See also


Public Domain This article incorporates public domain material from the National Park Service document: "Inbreeding depression and outbreeding depression".
  1. ^ a b c d e f g FRANKHAM, RICHARD; BALLOU, JONATHAN D.; ELDRIDGE, MARK D. B.; LACY, ROBERT C.; RALLS, KATHERINE; DUDASH, MICHELE R.; FENSTER, CHARLES B. (2011-04-12). "Predicting the Probability of Outbreeding Depression". Conservation Biology. 25 (3): 465–475. doi:10.1111/j.1523-1739.2011.01662.x. ISSN 0888-8892. PMID 21486369.
  2. ^ Frankham, Ballou, & Briscoe, R., J.D. & D.A. (2002). Introduction to Conservation Genetics.

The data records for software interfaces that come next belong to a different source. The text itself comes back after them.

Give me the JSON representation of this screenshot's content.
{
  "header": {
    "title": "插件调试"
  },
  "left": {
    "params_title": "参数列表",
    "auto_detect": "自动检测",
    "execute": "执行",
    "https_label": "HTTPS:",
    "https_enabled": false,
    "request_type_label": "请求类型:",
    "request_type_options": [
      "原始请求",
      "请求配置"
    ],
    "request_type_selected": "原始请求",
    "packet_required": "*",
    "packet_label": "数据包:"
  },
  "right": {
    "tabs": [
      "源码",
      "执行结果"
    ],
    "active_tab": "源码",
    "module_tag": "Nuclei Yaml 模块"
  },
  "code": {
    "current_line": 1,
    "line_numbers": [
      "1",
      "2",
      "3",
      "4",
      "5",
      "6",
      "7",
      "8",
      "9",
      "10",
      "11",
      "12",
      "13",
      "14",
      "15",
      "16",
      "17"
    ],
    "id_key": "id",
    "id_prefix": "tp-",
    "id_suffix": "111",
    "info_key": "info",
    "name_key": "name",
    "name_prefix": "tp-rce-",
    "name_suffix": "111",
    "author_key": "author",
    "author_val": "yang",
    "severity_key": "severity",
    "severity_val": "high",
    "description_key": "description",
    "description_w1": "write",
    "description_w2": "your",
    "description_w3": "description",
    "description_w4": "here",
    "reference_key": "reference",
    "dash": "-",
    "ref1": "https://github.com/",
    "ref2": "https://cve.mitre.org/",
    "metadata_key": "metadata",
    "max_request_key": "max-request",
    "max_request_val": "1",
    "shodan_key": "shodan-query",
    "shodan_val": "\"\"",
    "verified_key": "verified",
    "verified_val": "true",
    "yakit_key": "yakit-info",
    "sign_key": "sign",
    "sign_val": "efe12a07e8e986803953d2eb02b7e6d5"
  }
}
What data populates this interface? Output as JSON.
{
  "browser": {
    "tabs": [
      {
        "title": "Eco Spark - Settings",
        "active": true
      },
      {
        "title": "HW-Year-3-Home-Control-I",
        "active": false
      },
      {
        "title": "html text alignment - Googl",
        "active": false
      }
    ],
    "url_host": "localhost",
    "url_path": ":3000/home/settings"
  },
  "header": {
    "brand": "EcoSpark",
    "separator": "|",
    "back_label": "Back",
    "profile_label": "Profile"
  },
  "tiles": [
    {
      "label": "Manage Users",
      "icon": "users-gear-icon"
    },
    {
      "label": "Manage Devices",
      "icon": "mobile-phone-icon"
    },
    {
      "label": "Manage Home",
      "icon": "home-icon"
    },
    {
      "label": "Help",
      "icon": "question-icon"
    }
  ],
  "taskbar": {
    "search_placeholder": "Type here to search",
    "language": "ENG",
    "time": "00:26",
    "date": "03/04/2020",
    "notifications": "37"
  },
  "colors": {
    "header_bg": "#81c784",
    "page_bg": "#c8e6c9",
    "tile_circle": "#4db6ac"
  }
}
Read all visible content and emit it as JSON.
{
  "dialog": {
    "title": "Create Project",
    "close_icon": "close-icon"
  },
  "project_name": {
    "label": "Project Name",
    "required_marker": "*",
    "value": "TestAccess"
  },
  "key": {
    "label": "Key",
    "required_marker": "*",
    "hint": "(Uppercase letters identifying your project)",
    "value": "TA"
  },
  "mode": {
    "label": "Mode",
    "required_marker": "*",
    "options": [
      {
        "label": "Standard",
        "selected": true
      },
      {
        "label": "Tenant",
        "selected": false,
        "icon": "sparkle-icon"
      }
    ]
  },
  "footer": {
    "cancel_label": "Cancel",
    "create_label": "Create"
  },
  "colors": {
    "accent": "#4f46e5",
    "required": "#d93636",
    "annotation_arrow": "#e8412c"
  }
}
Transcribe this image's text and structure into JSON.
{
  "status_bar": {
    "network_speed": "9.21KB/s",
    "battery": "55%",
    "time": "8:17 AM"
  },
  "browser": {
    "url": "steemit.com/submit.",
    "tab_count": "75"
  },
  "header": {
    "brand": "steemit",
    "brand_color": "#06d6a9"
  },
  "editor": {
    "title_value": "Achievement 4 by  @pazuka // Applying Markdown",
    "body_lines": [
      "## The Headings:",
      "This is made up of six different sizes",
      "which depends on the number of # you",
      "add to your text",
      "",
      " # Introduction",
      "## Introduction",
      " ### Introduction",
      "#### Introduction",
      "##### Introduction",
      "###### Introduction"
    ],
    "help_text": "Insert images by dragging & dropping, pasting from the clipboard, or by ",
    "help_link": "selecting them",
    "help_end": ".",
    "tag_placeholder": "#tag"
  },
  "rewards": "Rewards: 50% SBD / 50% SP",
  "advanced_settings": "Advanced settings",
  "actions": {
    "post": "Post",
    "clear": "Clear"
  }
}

Cambridge. pp. 382. ISBN 0521702712.CS1 maint: multiple names: authors list (link)
  3. ^ a b c d Waser, Nickolas M.; Price, Mary V.; Shaw, Ruth G. (2000). "Outbreeding Depression Varies Among Cohorts of Ipomopsis Aggregata Planted in Nature". Evolution. 54 (2): 485–91. doi:10.1554/0014-3820(2000)054[0485:odvaco]2.0.co;2. ISSN 0014-3820. PMID 10937225.
  4. ^ Turcek, FJ (1951). "Effect of introductions on two game populations in Czechoslovakia". Journal of Wildlife Management. 15 (1): 113–114. doi:10.2307/3796784. JSTOR 3796784.
  5. ^ Fenster, Charles (2000). "Inbreeding and Outbreeding Depression in Natural Populations of Chamaecrista fasciculata (Fabaceae)". Conservation Biology. 14 (5): 1406–1412. doi:10.1046/j.1523-1739.2000.99234.x.
  6. ^ Erickson and Fenster (2006). "Intraspecific hybridization and the recovery of fitness in the native legume Chamaecrista fasciculata". Evolution. 60 (2): 225–33. doi:10.1554/05-020.1. JSTOR 4095211. PMID 16610315.
  7. ^ Lewontin & Birch, R.C. & L.C. (February 3, 1966). "Hybridization as a source of variation for adaptation to new environments". Evolution. 20 (3): 315–336. doi:10.2307/2406633. JSTOR 2406633. PMID 28562982.
  8. ^ Frankham, Ballou, & Briscoe, R., J.D. & D.A. (2002). Introduction to Conservation Genetics. Cambridge. p. 388 ISBN 0521702712